Cretton’s ending suggests everything is going to be hunky-dory, but how can it be? Rex and Rose Mary have scarred their children, in one case quite literally. As the cheery music swells and everyone laughs over their Thanksgiving dinner in the last shot, the image seems incompatible with how we feel. In reality, the family lives with the imbalanced memories of parents that were both joyfully irresponsible and frighteningly unstable. Rather than admit it’s more complicated with an optimistic attitude toward an unfortunate situation, the film exalts Rex and Rose Mary with utter absolution. Perhaps this is Jeannette Walls’ take; but if that’s the case, the film has not properly captured her perspective. Only the actors’ power to convey the necessary emotional heft of a given scene feels real, regardless of how the screenplay sometimes reads like a made-for-TV melodrama. Most of the child actors—especially Ella Anderson, who has the most screentime playing Jeannette as a preteen who gradually realizes, through her blinding love for her daddy, that he’s not doing his job as a father—outperform the adults. Meanwhile, the older actors must endure a series of cheap wigs, dye jobs, and inconsistent accents in a misguided attempt to mimic the real family’s appearance. Larson, Harrelson, and Watts each deliver strong performances, though they’re hampered by the stagey screenplay.
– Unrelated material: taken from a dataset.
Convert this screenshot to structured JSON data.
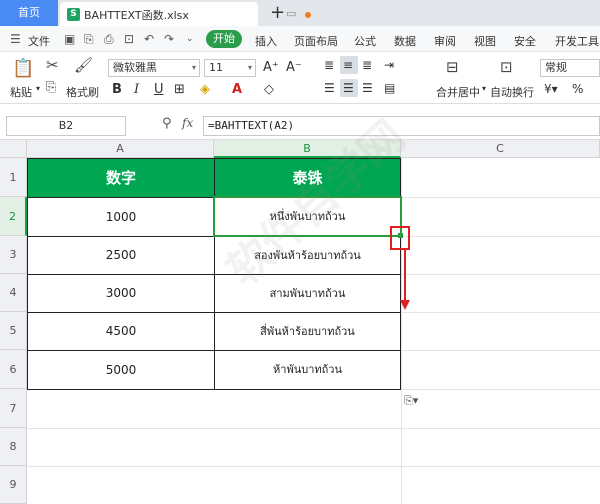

During the end credits of The Glass Castle, the film shifts into documentary footage of Walls and her family. The footage is grainy, unpolished, handheld, and contains an appropriate sense of realism. These few moments suggest everything that the preceding film could have been but wasn’t. Showing the real-life counterparts to dramatized characters is an unfortunate trend in mid-level productions that happen to be based on a true story. Last year, titles like Hacksaw Ridge and Patriots Day included footage of the actual people involved after the dramatized film, and the difference between reality and cinema became a jarring, unpleasant one—serving only to diffuse the effectiveness of these films. Similarly, watching the final camcorder footage of The Glass Castle makes one realize that a vérité style, or at least something more akin to Cretton’s realistic approach on Short Term 12, would have served this material better. Instead, the film’s artificiality exposes its manipulations, rendering them impossible to ignore.